§ **Work required**: Filter the entries below, keeping every line that has the word "cloud".

Records excerpted from a collection:
▼
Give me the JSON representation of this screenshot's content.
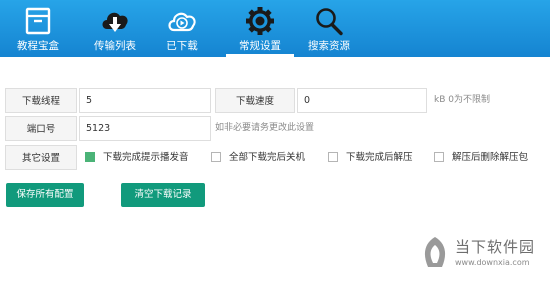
{
  "nav": {
    "items": [
      {
        "label": "教程宝盒",
        "icon": "box-icon"
      },
      {
        "label": "传输列表",
        "icon": "cloud-download-icon"
      },
      {
        "label": "已下载",
        "icon": "cloud-play-icon"
      },
      {
        "label": "常规设置",
        "icon": "gear-icon"
      },
      {
        "label": "搜索资源",
        "icon": "search-icon"
      }
    ],
    "active_index": 3
  },
  "settings": {
    "threads": {
      "label": "下载线程",
      "value": "5"
    },
    "speed": {
      "label": "下载速度",
      "value": "0",
      "hint": "kB 0为不限制"
    },
    "port": {
      "label": "端口号",
      "value": "5123",
      "hint": "如非必要请务更改此设置"
    },
    "other": {
      "label": "其它设置",
      "options": [
        {
          "label": "下载完成提示播发音",
          "checked": true
        },
        {
          "label": "全部下载完后关机",
          "checked": false
        },
        {
          "label": "下载完成后解压",
          "checked": false
        },
        {
          "label": "解压后删除解压包",
          "checked": false
        }
      ]
    }
  },
  "buttons": {
    "save": "保存所有配置",
    "clear": "清空下载记录"
  },
  "watermark": {
    "name": "当下软件园",
    "url": "www.downxia.com"
  },
  "colors": {
    "topbar": "#1b94dc",
    "button": "#119a7c",
    "checked": "#4bb377"
  }
}
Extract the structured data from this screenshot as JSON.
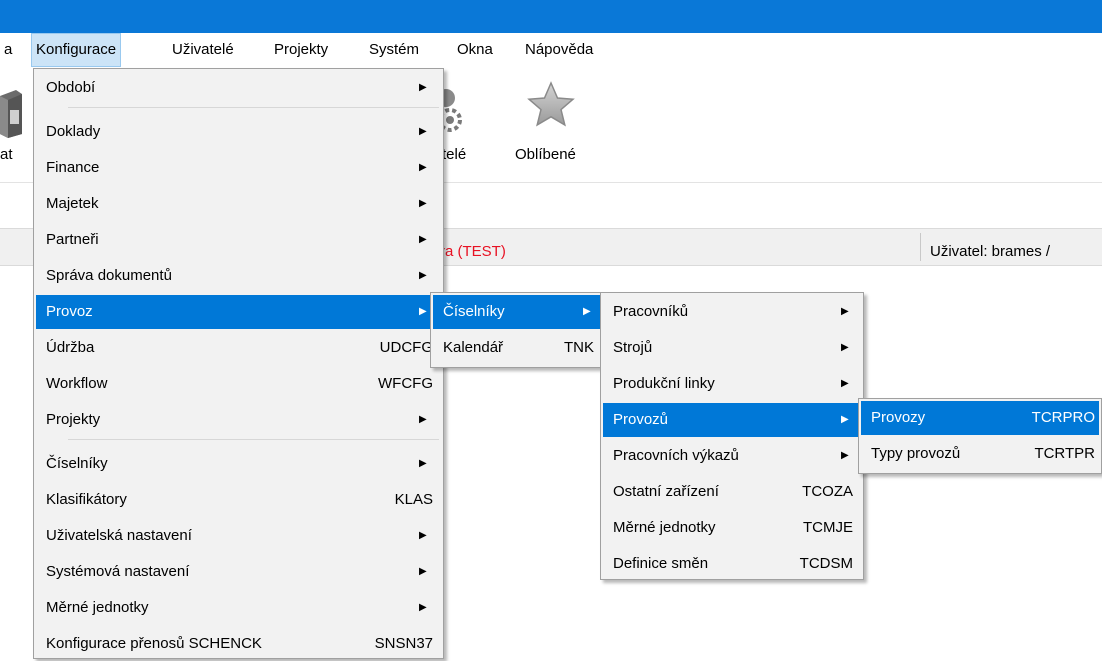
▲
§ **Expected output**:
        "icon": "cloud-download-icon"
        "icon": "cloud-play-icon"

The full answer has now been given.